WHAT YOU HAVE TO DO: Which lines in the data below contain the word "this"? Return each of them.
DATA FOR ANALYSIS Start Marker
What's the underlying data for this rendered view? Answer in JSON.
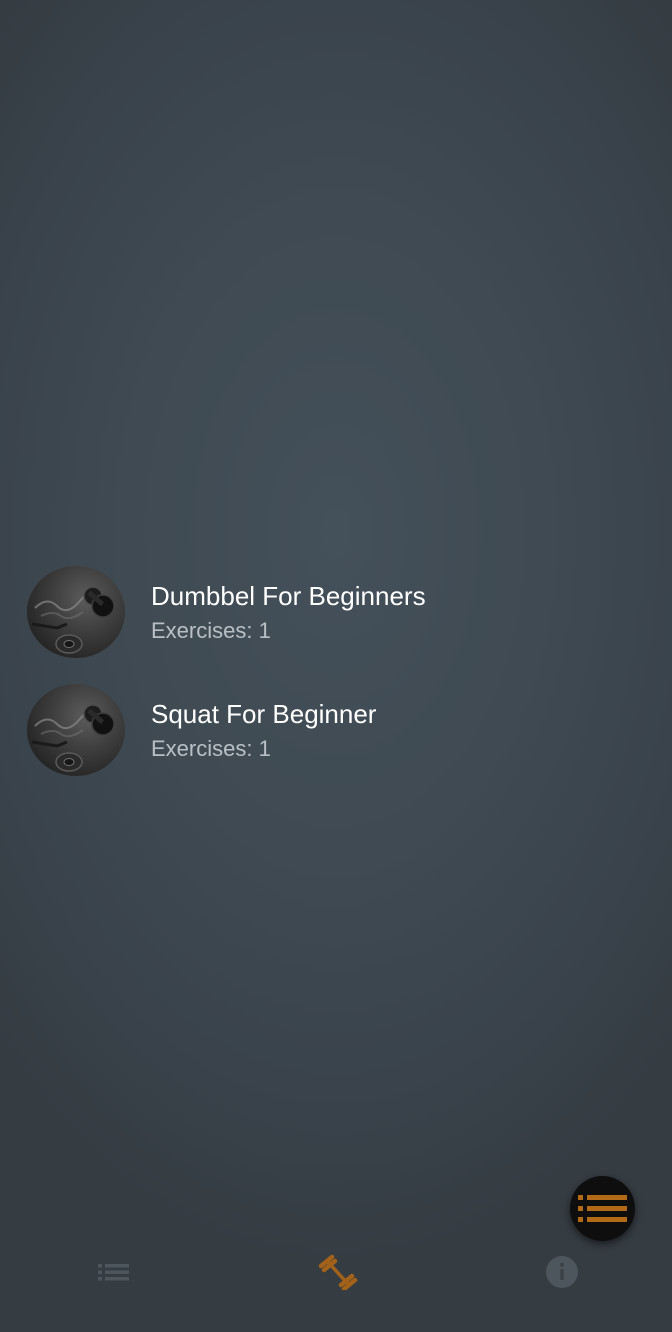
{
  "workouts": [
    {
      "title": "Dumbbel For Beginners",
      "subtitle": "Exercises: 1",
      "image": "dumbbell-photo"
    },
    {
      "title": "Squat For Beginner",
      "subtitle": "Exercises: 1",
      "image": "dumbbell-photo"
    }
  ],
  "fab": {
    "icon": "list-icon",
    "color": "#b26a17"
  },
  "bottom_nav": [
    {
      "name": "workouts",
      "icon": "list-icon",
      "active": false
    },
    {
      "name": "exercises",
      "icon": "dumbbell-icon",
      "active": true,
      "color": "#a3621a"
    },
    {
      "name": "info",
      "icon": "info-icon",
      "active": false
    }
  ]
}
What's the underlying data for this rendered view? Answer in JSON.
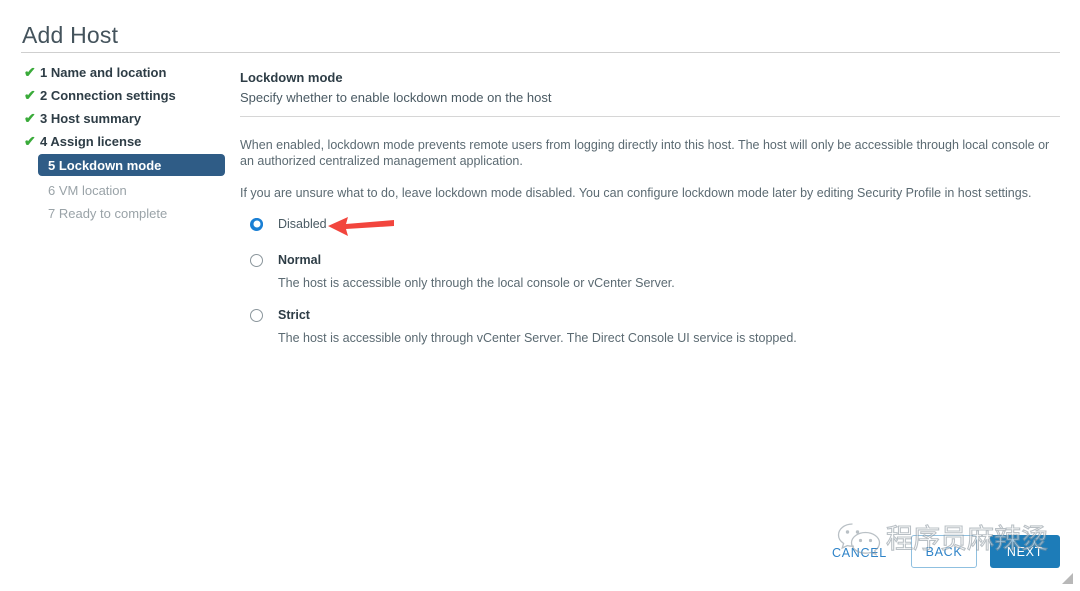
{
  "window": {
    "title": "Add Host"
  },
  "steps": [
    {
      "label": "1 Name and location",
      "state": "done",
      "icon": "check-icon"
    },
    {
      "label": "2 Connection settings",
      "state": "done",
      "icon": "check-icon"
    },
    {
      "label": "3 Host summary",
      "state": "done",
      "icon": "check-icon"
    },
    {
      "label": "4 Assign license",
      "state": "done",
      "icon": "check-icon"
    },
    {
      "label": "5 Lockdown mode",
      "state": "current",
      "icon": ""
    },
    {
      "label": "6 VM location",
      "state": "pending",
      "icon": ""
    },
    {
      "label": "7 Ready to complete",
      "state": "pending",
      "icon": ""
    }
  ],
  "content": {
    "section_title": "Lockdown mode",
    "section_subtitle": "Specify whether to enable lockdown mode on the host",
    "paragraph_1": "When enabled, lockdown mode prevents remote users from logging directly into this host. The host will only be accessible through local console or an authorized centralized management application.",
    "paragraph_2": "If you are unsure what to do, leave lockdown mode disabled. You can configure lockdown mode later by editing Security Profile in host settings."
  },
  "options": {
    "selected": "Disabled",
    "items": [
      {
        "label": "Disabled",
        "description": "",
        "selected": true
      },
      {
        "label": "Normal",
        "description": "The host is accessible only through the local console or vCenter Server.",
        "selected": false
      },
      {
        "label": "Strict",
        "description": "The host is accessible only through vCenter Server. The Direct Console UI service is stopped.",
        "selected": false
      }
    ]
  },
  "footer": {
    "cancel_label": "CANCEL",
    "back_label": "BACK",
    "next_label": "NEXT"
  },
  "watermark": {
    "text": "程序员麻辣烫",
    "logo": "wechat-logo-icon"
  },
  "colors": {
    "accent_blue": "#1d7cb8",
    "current_step_bg": "#2f5c86",
    "check_green": "#3aab3a",
    "radio_selected": "#1a7fd4",
    "annotation_red": "#f2453d"
  }
}
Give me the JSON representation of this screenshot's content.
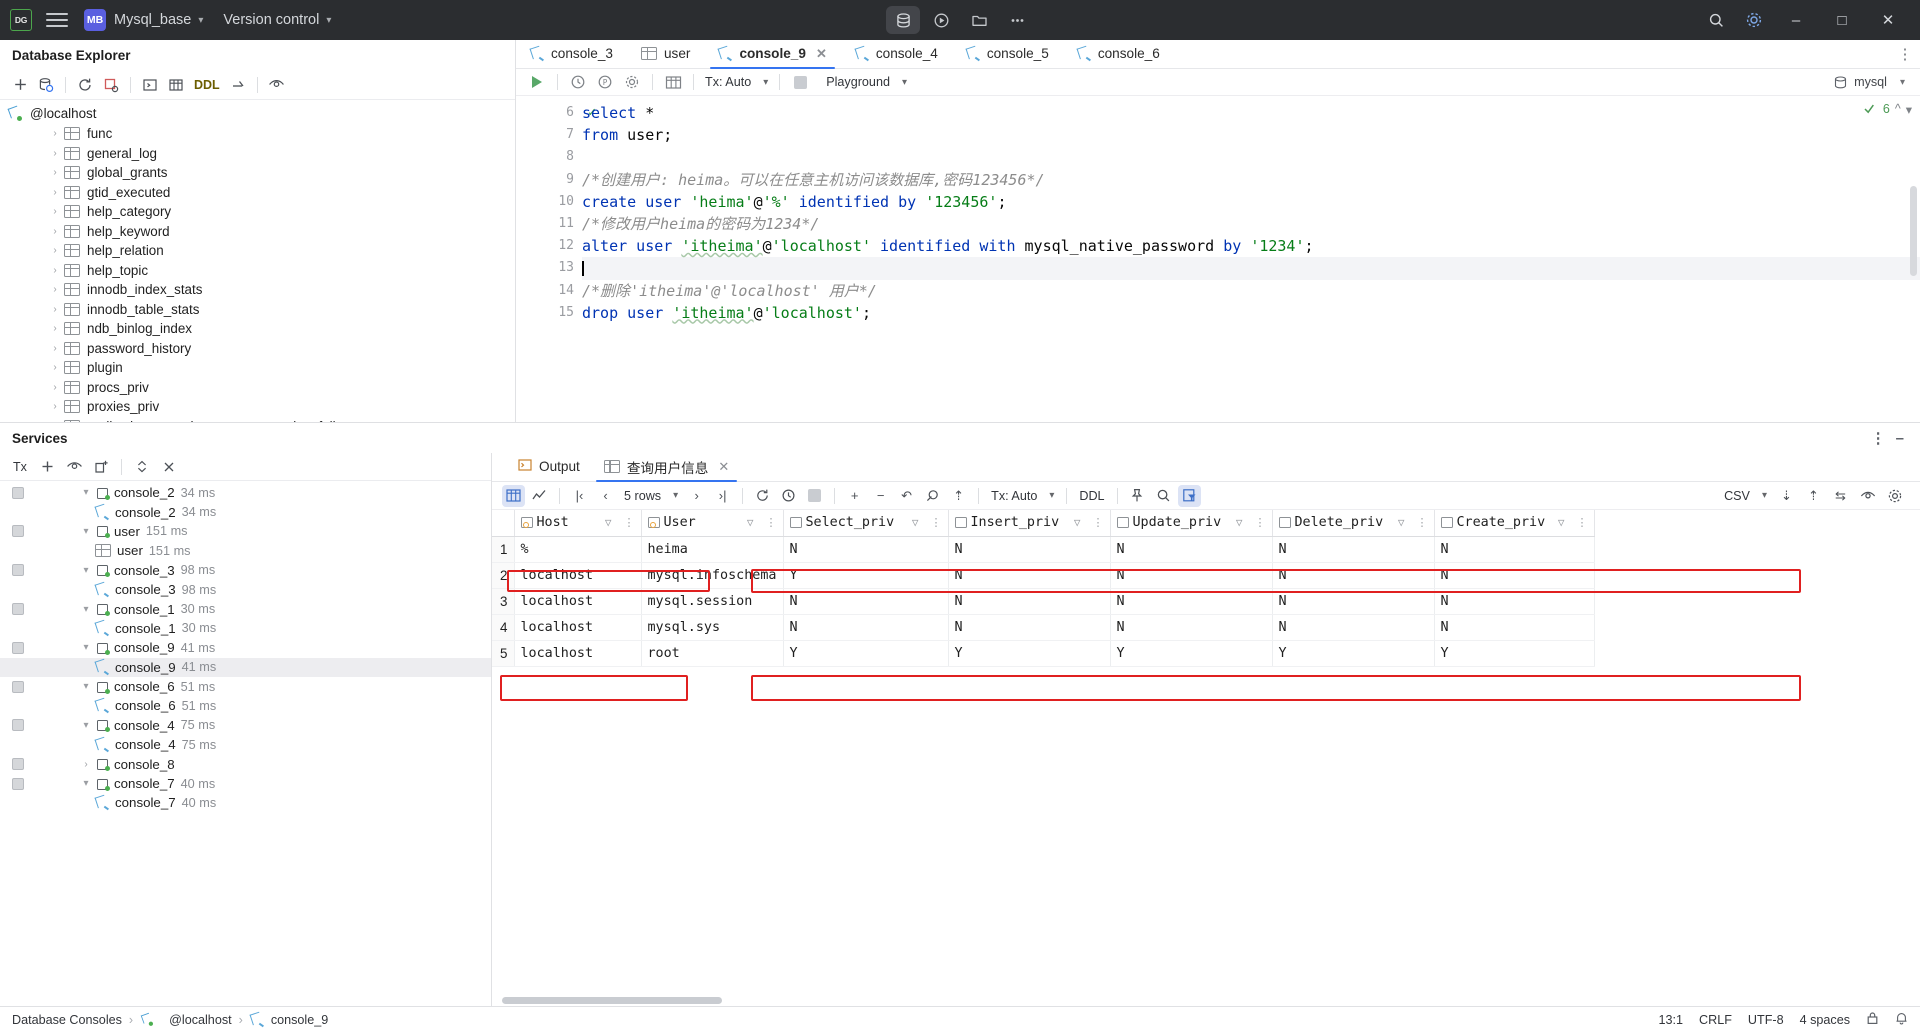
{
  "titlebar": {
    "logo": "DG",
    "project_badge": "MB",
    "project_name": "Mysql_base",
    "version_control": "Version control",
    "center_buttons": [
      "database-icon",
      "run-config-icon",
      "folder-icon",
      "more-icon"
    ],
    "right_buttons": [
      "search-icon",
      "settings-icon"
    ],
    "window_buttons": [
      "minimize",
      "maximize",
      "close"
    ]
  },
  "explorer": {
    "title": "Database Explorer",
    "tools": [
      "add-icon",
      "database-icon",
      "refresh-icon",
      "stop-refresh-icon",
      "console-icon",
      "table-icon",
      "DDL",
      "jump-icon",
      "eye-icon"
    ],
    "ddl_label": "DDL",
    "host": "@localhost",
    "tables": [
      "func",
      "general_log",
      "global_grants",
      "gtid_executed",
      "help_category",
      "help_keyword",
      "help_relation",
      "help_topic",
      "innodb_index_stats",
      "innodb_table_stats",
      "ndb_binlog_index",
      "password_history",
      "plugin",
      "procs_priv",
      "proxies_priv",
      "replication_asynchronous_connection_failover"
    ]
  },
  "editor": {
    "tabs": [
      {
        "label": "console_3",
        "icon": "console-icon",
        "active": false,
        "closable": false
      },
      {
        "label": "user",
        "icon": "table-icon",
        "active": false,
        "closable": false
      },
      {
        "label": "console_9",
        "icon": "console-icon",
        "active": true,
        "closable": true
      },
      {
        "label": "console_4",
        "icon": "console-icon",
        "active": false,
        "closable": false
      },
      {
        "label": "console_5",
        "icon": "console-icon",
        "active": false,
        "closable": false
      },
      {
        "label": "console_6",
        "icon": "console-icon",
        "active": false,
        "closable": false
      }
    ],
    "toolbar": {
      "run": "run-icon",
      "history": "history-icon",
      "profile": "profiler-icon",
      "settings": "gear-icon",
      "table": "table-icon",
      "tx_label": "Tx: Auto",
      "stop": "stop-icon",
      "schema_label": "Playground",
      "datasource_label": "mysql"
    },
    "inspection_count": "6",
    "code_lines": [
      {
        "num": "6",
        "check": true,
        "tokens": [
          {
            "t": "select ",
            "c": "kw"
          },
          {
            "t": "*",
            "c": "plain"
          }
        ]
      },
      {
        "num": "7",
        "check": false,
        "tokens": [
          {
            "t": "from ",
            "c": "kw"
          },
          {
            "t": "user;",
            "c": "plain"
          }
        ]
      },
      {
        "num": "8",
        "check": false,
        "tokens": []
      },
      {
        "num": "9",
        "check": false,
        "tokens": [
          {
            "t": "/*创建用户: heima。可以在任意主机访问该数据库,密码123456*/",
            "c": "cmt"
          }
        ]
      },
      {
        "num": "10",
        "check": false,
        "tokens": [
          {
            "t": "create user ",
            "c": "kw"
          },
          {
            "t": "'heima'",
            "c": "str"
          },
          {
            "t": "@",
            "c": "plain"
          },
          {
            "t": "'%'",
            "c": "str"
          },
          {
            "t": " ",
            "c": "plain"
          },
          {
            "t": "identified by ",
            "c": "kw"
          },
          {
            "t": "'123456'",
            "c": "str"
          },
          {
            "t": ";",
            "c": "plain"
          }
        ]
      },
      {
        "num": "11",
        "check": false,
        "tokens": [
          {
            "t": "/*修改用户heima的密码为1234*/",
            "c": "cmt"
          }
        ]
      },
      {
        "num": "12",
        "check": false,
        "tokens": [
          {
            "t": "alter user ",
            "c": "kw"
          },
          {
            "t": "'itheima'",
            "c": "str squig"
          },
          {
            "t": "@",
            "c": "plain"
          },
          {
            "t": "'localhost'",
            "c": "str"
          },
          {
            "t": " ",
            "c": "plain"
          },
          {
            "t": "identified with ",
            "c": "kw"
          },
          {
            "t": "mysql_native_password ",
            "c": "plain"
          },
          {
            "t": "by ",
            "c": "kw"
          },
          {
            "t": "'1234'",
            "c": "str"
          },
          {
            "t": ";",
            "c": "plain"
          }
        ]
      },
      {
        "num": "13",
        "check": false,
        "caret": true,
        "tokens": []
      },
      {
        "num": "14",
        "check": false,
        "tokens": [
          {
            "t": "/*删除",
            "c": "cmt"
          },
          {
            "t": "'itheima'@'localhost'",
            "c": "cmt"
          },
          {
            "t": " 用户*/",
            "c": "cmt"
          }
        ]
      },
      {
        "num": "15",
        "check": false,
        "tokens": [
          {
            "t": "drop user ",
            "c": "kw"
          },
          {
            "t": "'itheima'",
            "c": "str squig"
          },
          {
            "t": "@",
            "c": "plain"
          },
          {
            "t": "'localhost'",
            "c": "str"
          },
          {
            "t": ";",
            "c": "plain"
          }
        ]
      }
    ]
  },
  "services": {
    "title": "Services",
    "tools": [
      "Tx",
      "add-icon",
      "eye-icon",
      "new-tab-icon",
      "expand-icon",
      "close-icon"
    ],
    "tx_label": "Tx",
    "tree": [
      {
        "label": "console_2",
        "time": "34 ms",
        "level": 0,
        "icon": "session-icon",
        "expanded": true,
        "selected": false
      },
      {
        "label": "console_2",
        "time": "34 ms",
        "level": 1,
        "icon": "console-icon",
        "expanded": false,
        "selected": false
      },
      {
        "label": "user",
        "time": "151 ms",
        "level": 0,
        "icon": "session-icon",
        "expanded": true,
        "selected": false
      },
      {
        "label": "user",
        "time": "151 ms",
        "level": 1,
        "icon": "table-icon",
        "expanded": false,
        "selected": false
      },
      {
        "label": "console_3",
        "time": "98 ms",
        "level": 0,
        "icon": "session-icon",
        "expanded": true,
        "selected": false
      },
      {
        "label": "console_3",
        "time": "98 ms",
        "level": 1,
        "icon": "console-icon",
        "expanded": false,
        "selected": false
      },
      {
        "label": "console_1",
        "time": "30 ms",
        "level": 0,
        "icon": "session-icon",
        "expanded": true,
        "selected": false
      },
      {
        "label": "console_1",
        "time": "30 ms",
        "level": 1,
        "icon": "console-icon",
        "expanded": false,
        "selected": false
      },
      {
        "label": "console_9",
        "time": "41 ms",
        "level": 0,
        "icon": "session-icon",
        "expanded": true,
        "selected": false
      },
      {
        "label": "console_9",
        "time": "41 ms",
        "level": 1,
        "icon": "console-icon",
        "expanded": false,
        "selected": true
      },
      {
        "label": "console_6",
        "time": "51 ms",
        "level": 0,
        "icon": "session-icon",
        "expanded": true,
        "selected": false
      },
      {
        "label": "console_6",
        "time": "51 ms",
        "level": 1,
        "icon": "console-icon",
        "expanded": false,
        "selected": false
      },
      {
        "label": "console_4",
        "time": "75 ms",
        "level": 0,
        "icon": "session-icon",
        "expanded": true,
        "selected": false
      },
      {
        "label": "console_4",
        "time": "75 ms",
        "level": 1,
        "icon": "console-icon",
        "expanded": false,
        "selected": false
      },
      {
        "label": "console_8",
        "time": "",
        "level": 0,
        "icon": "session-icon",
        "expanded": false,
        "selected": false
      },
      {
        "label": "console_7",
        "time": "40 ms",
        "level": 0,
        "icon": "session-icon",
        "expanded": true,
        "selected": false
      },
      {
        "label": "console_7",
        "time": "40 ms",
        "level": 1,
        "icon": "console-icon",
        "expanded": false,
        "selected": false
      }
    ]
  },
  "results": {
    "tabs": [
      {
        "label": "Output",
        "icon": "output-icon",
        "active": false,
        "closable": false
      },
      {
        "label": "查询用户信息",
        "icon": "table-icon",
        "active": true,
        "closable": true
      }
    ],
    "toolbar": {
      "grid_view": "grid-icon",
      "chart_view": "chart-icon",
      "first": "first-page-icon",
      "prev": "prev-page-icon",
      "rows_label": "5 rows",
      "next": "next-page-icon",
      "last": "last-page-icon",
      "refresh": "refresh-icon",
      "history": "history-icon",
      "stop": "stop-icon",
      "add_row": "add-row-icon",
      "remove_row": "remove-row-icon",
      "revert": "revert-icon",
      "submit": "submit-icon",
      "upload": "upload-icon",
      "tx_label": "Tx: Auto",
      "ddl_label": "DDL",
      "pin": "pin-icon",
      "search": "search-icon",
      "filter": "filter-icon",
      "export_label": "CSV",
      "download": "download-icon",
      "import": "import-icon",
      "compare": "compare-icon",
      "preview": "eye-icon",
      "settings": "gear-icon"
    },
    "columns": [
      "Host",
      "User",
      "Select_priv",
      "Insert_priv",
      "Update_priv",
      "Delete_priv",
      "Create_priv"
    ],
    "rows": [
      {
        "n": "1",
        "Host": "%",
        "User": "heima",
        "Select_priv": "N",
        "Insert_priv": "N",
        "Update_priv": "N",
        "Delete_priv": "N",
        "Create_priv": "N"
      },
      {
        "n": "2",
        "Host": "localhost",
        "User": "mysql.infoschema",
        "Select_priv": "Y",
        "Insert_priv": "N",
        "Update_priv": "N",
        "Delete_priv": "N",
        "Create_priv": "N"
      },
      {
        "n": "3",
        "Host": "localhost",
        "User": "mysql.session",
        "Select_priv": "N",
        "Insert_priv": "N",
        "Update_priv": "N",
        "Delete_priv": "N",
        "Create_priv": "N"
      },
      {
        "n": "4",
        "Host": "localhost",
        "User": "mysql.sys",
        "Select_priv": "N",
        "Insert_priv": "N",
        "Update_priv": "N",
        "Delete_priv": "N",
        "Create_priv": "N"
      },
      {
        "n": "5",
        "Host": "localhost",
        "User": "root",
        "Select_priv": "Y",
        "Insert_priv": "Y",
        "Update_priv": "Y",
        "Delete_priv": "Y",
        "Create_priv": "Y"
      }
    ],
    "highlight_color": "#e02020"
  },
  "status": {
    "left": [
      "Database Consoles",
      "@localhost",
      "console_9"
    ],
    "caret_position": "13:1",
    "line_separator": "CRLF",
    "encoding": "UTF-8",
    "indent": "4 spaces",
    "lock_icon": "lock-icon",
    "notify_icon": "bell-icon"
  }
}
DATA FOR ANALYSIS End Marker
SOLUTION TO THE PROBLEM:
What's the underlying data for this rendered view? Answer in JSON.
What's the underlying data for this rendered view? Answer in JSON.
    "paragraph_1": "When enabled, lockdown mode prevents remote users from logging directly into this host. The host will only be accessible through local console or an authorized centralized management application.",
Give me the JSON representation of this screenshot's content.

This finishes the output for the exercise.